Text only, exactly as given: reproduce the entries below without their pictures.

### DATA SHOWN

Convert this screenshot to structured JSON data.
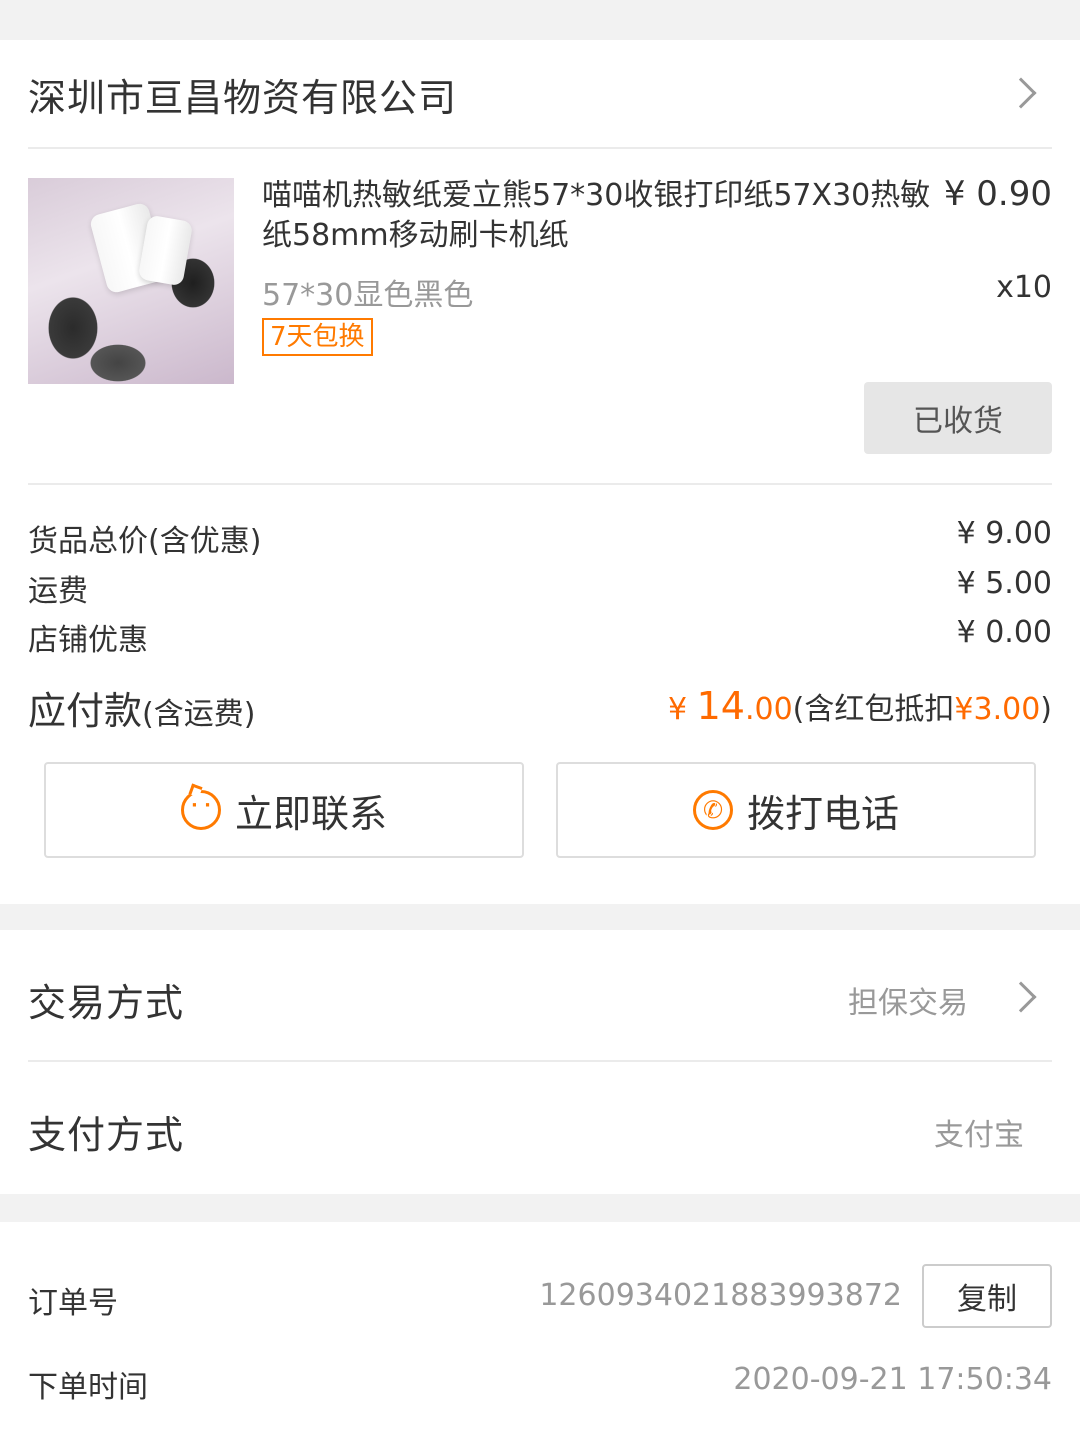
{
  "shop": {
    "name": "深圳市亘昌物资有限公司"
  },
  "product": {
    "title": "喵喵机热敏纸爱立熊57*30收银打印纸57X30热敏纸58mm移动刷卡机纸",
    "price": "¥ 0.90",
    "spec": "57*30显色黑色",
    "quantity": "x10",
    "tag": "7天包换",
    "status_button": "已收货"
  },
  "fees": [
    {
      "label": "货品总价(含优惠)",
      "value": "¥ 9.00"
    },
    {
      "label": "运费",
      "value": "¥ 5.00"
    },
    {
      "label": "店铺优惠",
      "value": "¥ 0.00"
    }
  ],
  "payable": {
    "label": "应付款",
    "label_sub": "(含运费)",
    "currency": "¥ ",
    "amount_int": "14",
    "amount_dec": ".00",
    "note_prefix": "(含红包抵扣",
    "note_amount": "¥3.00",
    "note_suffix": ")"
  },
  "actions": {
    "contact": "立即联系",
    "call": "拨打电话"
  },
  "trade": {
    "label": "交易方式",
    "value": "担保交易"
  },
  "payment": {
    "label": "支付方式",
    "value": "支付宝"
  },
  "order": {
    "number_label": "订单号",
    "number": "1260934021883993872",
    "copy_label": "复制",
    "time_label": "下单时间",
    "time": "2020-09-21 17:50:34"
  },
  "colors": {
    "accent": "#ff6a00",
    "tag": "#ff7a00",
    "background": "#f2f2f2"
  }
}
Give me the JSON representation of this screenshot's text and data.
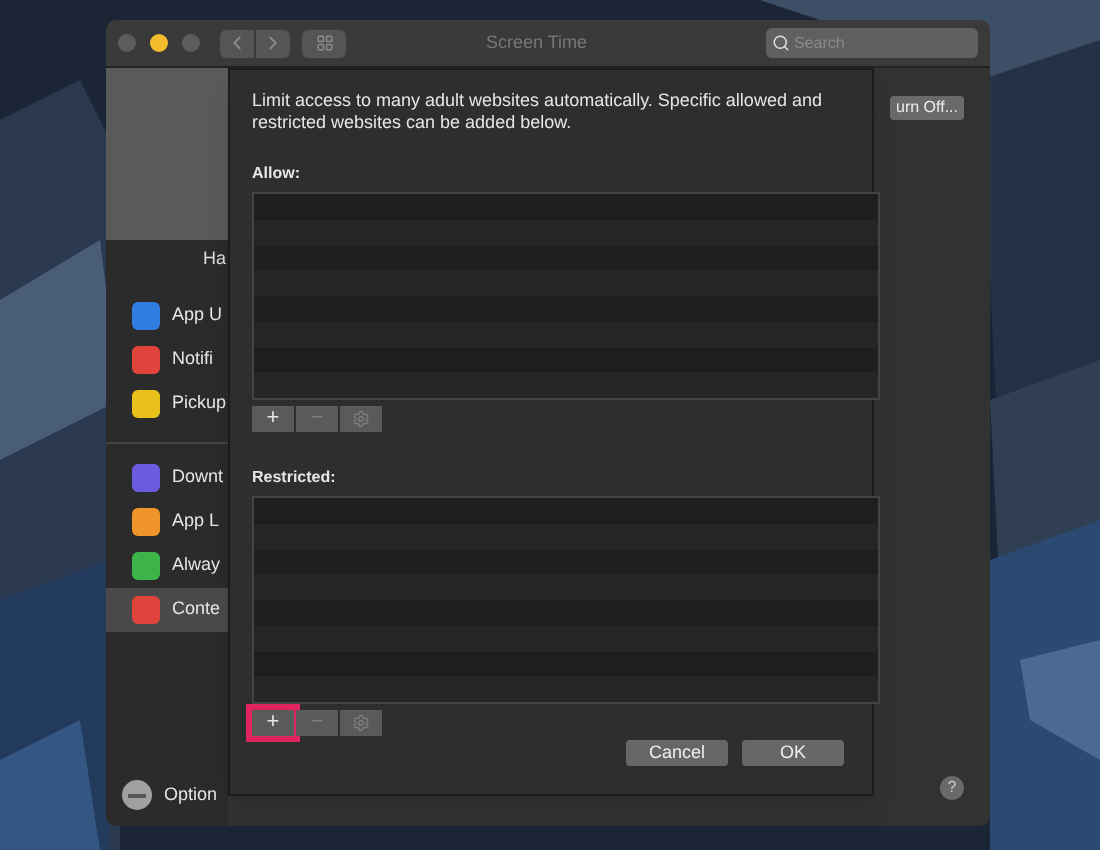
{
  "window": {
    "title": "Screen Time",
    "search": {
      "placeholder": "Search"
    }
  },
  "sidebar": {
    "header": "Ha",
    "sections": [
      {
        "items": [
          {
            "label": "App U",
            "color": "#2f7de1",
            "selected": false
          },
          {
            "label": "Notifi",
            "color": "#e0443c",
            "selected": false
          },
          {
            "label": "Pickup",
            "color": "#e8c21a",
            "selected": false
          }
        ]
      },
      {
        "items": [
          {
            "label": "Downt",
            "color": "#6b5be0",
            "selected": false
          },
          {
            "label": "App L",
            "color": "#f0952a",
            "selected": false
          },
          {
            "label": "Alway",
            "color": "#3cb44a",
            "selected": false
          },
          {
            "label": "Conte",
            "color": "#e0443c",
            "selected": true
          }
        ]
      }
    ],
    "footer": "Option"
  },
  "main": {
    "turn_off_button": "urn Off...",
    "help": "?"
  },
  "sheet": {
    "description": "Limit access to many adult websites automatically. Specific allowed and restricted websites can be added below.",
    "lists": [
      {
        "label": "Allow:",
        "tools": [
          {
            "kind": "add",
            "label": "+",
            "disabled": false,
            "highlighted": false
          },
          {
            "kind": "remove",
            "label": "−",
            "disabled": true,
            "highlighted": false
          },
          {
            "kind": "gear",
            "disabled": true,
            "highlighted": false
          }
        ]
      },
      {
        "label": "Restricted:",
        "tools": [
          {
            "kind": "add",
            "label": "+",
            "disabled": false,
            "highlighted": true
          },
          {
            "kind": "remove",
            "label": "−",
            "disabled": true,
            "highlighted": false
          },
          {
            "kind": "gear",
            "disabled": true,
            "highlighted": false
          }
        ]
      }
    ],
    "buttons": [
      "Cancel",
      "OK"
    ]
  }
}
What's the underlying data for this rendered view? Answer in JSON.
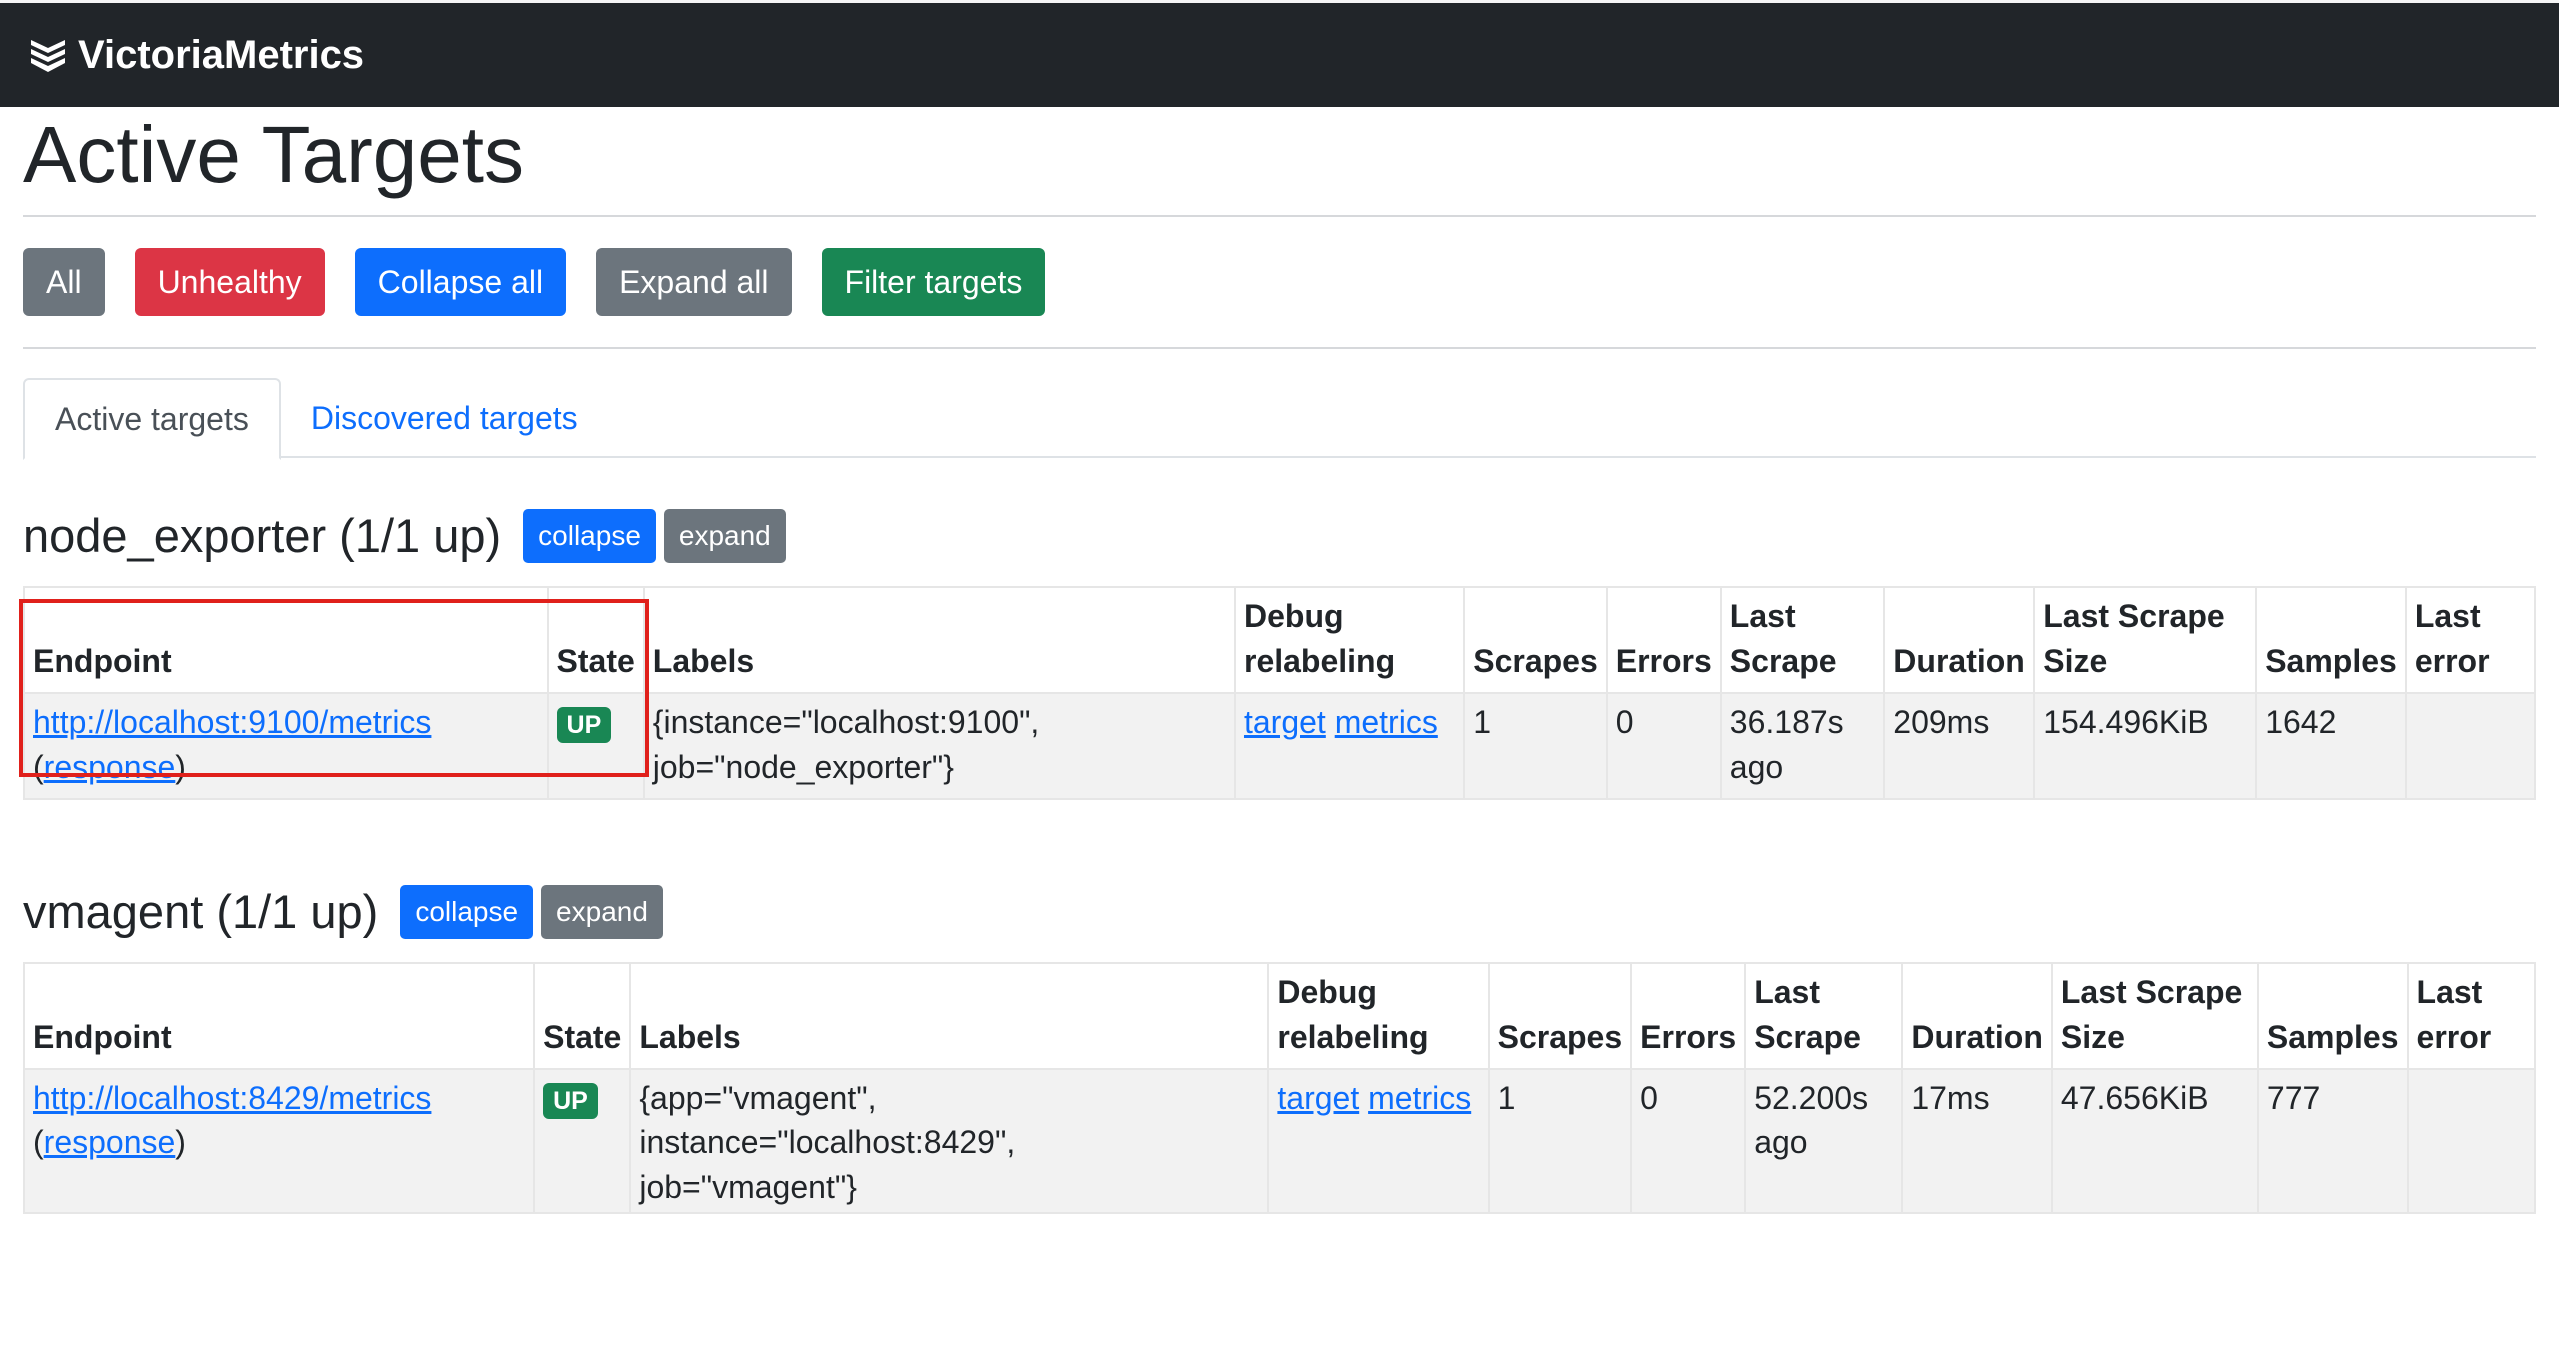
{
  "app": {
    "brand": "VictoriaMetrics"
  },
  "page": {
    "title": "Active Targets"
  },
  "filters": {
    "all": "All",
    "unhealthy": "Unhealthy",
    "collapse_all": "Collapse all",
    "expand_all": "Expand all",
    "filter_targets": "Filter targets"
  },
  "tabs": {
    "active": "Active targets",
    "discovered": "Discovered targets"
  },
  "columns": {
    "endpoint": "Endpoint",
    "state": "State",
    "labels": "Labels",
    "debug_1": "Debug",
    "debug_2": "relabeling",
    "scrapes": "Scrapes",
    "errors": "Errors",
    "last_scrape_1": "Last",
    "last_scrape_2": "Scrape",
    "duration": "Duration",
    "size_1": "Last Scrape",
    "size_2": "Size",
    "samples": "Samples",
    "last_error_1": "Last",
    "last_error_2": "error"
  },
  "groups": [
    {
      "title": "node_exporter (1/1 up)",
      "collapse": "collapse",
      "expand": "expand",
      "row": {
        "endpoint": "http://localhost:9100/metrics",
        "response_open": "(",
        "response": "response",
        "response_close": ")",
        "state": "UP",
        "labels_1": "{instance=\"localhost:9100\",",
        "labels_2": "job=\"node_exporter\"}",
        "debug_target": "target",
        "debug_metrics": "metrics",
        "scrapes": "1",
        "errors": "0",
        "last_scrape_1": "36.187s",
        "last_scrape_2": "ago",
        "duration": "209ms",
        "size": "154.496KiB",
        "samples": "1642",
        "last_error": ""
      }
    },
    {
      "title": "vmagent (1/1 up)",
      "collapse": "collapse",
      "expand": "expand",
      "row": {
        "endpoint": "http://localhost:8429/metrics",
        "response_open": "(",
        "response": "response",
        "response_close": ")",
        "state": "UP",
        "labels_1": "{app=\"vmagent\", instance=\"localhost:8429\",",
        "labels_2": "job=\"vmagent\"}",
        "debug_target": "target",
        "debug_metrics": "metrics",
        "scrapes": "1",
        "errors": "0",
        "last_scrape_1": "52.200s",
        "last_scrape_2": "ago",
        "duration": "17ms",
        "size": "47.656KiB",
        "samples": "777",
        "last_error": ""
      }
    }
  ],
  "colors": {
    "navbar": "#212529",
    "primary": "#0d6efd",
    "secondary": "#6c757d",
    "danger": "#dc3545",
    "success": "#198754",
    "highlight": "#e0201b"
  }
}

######

REPLY:
Convert this screenshot to structured JSON data.
{
  "shop": {
    "name": "深圳市亘昌物资有限公司"
  },
  "product": {
    "title": "喵喵机热敏纸爱立熊57*30收银打印纸57X30热敏纸58mm移动刷卡机纸",
    "price": "¥ 0.90",
    "spec": "57*30显色黑色",
    "quantity": "x10",
    "tag": "7天包换",
    "status_button": "已收货"
  },
  "fees": [
    {
      "label": "货品总价(含优惠)",
      "value": "¥ 9.00"
    },
    {
      "label": "运费",
      "value": "¥ 5.00"
    },
    {
      "label": "店铺优惠",
      "value": "¥ 0.00"
    }
  ],
  "payable": {
    "label": "应付款",
    "label_sub": "(含运费)",
    "currency": "¥ ",
    "amount_int": "14",
    "amount_dec": ".00",
    "note_prefix": "(含红包抵扣",
    "note_amount": "¥3.00",
    "note_suffix": ")"
  },
  "actions": {
    "contact": "立即联系",
    "call": "拨打电话"
  },
  "trade": {
    "label": "交易方式",
    "value": "担保交易"
  },
  "payment": {
    "label": "支付方式",
    "value": "支付宝"
  },
  "order": {
    "number_label": "订单号",
    "number": "1260934021883993872",
    "copy_label": "复制",
    "time_label": "下单时间",
    "time": "2020-09-21 17:50:34"
  },
  "colors": {
    "accent": "#ff6a00",
    "tag": "#ff7a00",
    "background": "#f2f2f2"
  }
}
Give me the JSON representation of this screenshot's text and data.
{
  "window": {
    "title": "Screen Time",
    "search": {
      "placeholder": "Search"
    }
  },
  "sidebar": {
    "header": "Ha",
    "sections": [
      {
        "items": [
          {
            "label": "App U",
            "color": "#2f7de1",
            "selected": false
          },
          {
            "label": "Notifi",
            "color": "#e0443c",
            "selected": false
          },
          {
            "label": "Pickup",
            "color": "#e8c21a",
            "selected": false
          }
        ]
      },
      {
        "items": [
          {
            "label": "Downt",
            "color": "#6b5be0",
            "selected": false
          },
          {
            "label": "App L",
            "color": "#f0952a",
            "selected": false
          },
          {
            "label": "Alway",
            "color": "#3cb44a",
            "selected": false
          },
          {
            "label": "Conte",
            "color": "#e0443c",
            "selected": true
          }
        ]
      }
    ],
    "footer": "Option"
  },
  "main": {
    "turn_off_button": "urn Off...",
    "help": "?"
  },
  "sheet": {
    "description": "Limit access to many adult websites automatically. Specific allowed and restricted websites can be added below.",
    "lists": [
      {
        "label": "Allow:",
        "tools": [
          {
            "kind": "add",
            "label": "+",
            "disabled": false,
            "highlighted": false
          },
          {
            "kind": "remove",
            "label": "−",
            "disabled": true,
            "highlighted": false
          },
          {
            "kind": "gear",
            "disabled": true,
            "highlighted": false
          }
        ]
      },
      {
        "label": "Restricted:",
        "tools": [
          {
            "kind": "add",
            "label": "+",
            "disabled": false,
            "highlighted": true
          },
          {
            "kind": "remove",
            "label": "−",
            "disabled": true,
            "highlighted": false
          },
          {
            "kind": "gear",
            "disabled": true,
            "highlighted": false
          }
        ]
      }
    ],
    "buttons": [
      "Cancel",
      "OK"
    ]
  }
}
What's the underlying data for this rendered view? Answer in JSON.
{
  "app": {
    "brand": "VictoriaMetrics"
  },
  "page": {
    "title": "Active Targets"
  },
  "filters": {
    "all": "All",
    "unhealthy": "Unhealthy",
    "collapse_all": "Collapse all",
    "expand_all": "Expand all",
    "filter_targets": "Filter targets"
  },
  "tabs": {
    "active": "Active targets",
    "discovered": "Discovered targets"
  },
  "columns": {
    "endpoint": "Endpoint",
    "state": "State",
    "labels": "Labels",
    "debug_1": "Debug",
    "debug_2": "relabeling",
    "scrapes": "Scrapes",
    "errors": "Errors",
    "last_scrape_1": "Last",
    "last_scrape_2": "Scrape",
    "duration": "Duration",
    "size_1": "Last Scrape",
    "size_2": "Size",
    "samples": "Samples",
    "last_error_1": "Last",
    "last_error_2": "error"
  },
  "groups": [
    {
      "title": "node_exporter (1/1 up)",
      "collapse": "collapse",
      "expand": "expand",
      "row": {
        "endpoint": "http://localhost:9100/metrics",
        "response_open": "(",
        "response": "response",
        "response_close": ")",
        "state": "UP",
        "labels_1": "{instance=\"localhost:9100\",",
        "labels_2": "job=\"node_exporter\"}",
        "debug_target": "target",
        "debug_metrics": "metrics",
        "scrapes": "1",
        "errors": "0",
        "last_scrape_1": "36.187s",
        "last_scrape_2": "ago",
        "duration": "209ms",
        "size": "154.496KiB",
        "samples": "1642",
        "last_error": ""
      }
    },
    {
      "title": "vmagent (1/1 up)",
      "collapse": "collapse",
      "expand": "expand",
      "row": {
        "endpoint": "http://localhost:8429/metrics",
        "response_open": "(",
        "response": "response",
        "response_close": ")",
        "state": "UP",
        "labels_1": "{app=\"vmagent\", instance=\"localhost:8429\",",
        "labels_2": "job=\"vmagent\"}",
        "debug_target": "target",
        "debug_metrics": "metrics",
        "scrapes": "1",
        "errors": "0",
        "last_scrape_1": "52.200s",
        "last_scrape_2": "ago",
        "duration": "17ms",
        "size": "47.656KiB",
        "samples": "777",
        "last_error": ""
      }
    }
  ],
  "colors": {
    "navbar": "#212529",
    "primary": "#0d6efd",
    "secondary": "#6c757d",
    "danger": "#dc3545",
    "success": "#198754",
    "highlight": "#e0201b"
  }
}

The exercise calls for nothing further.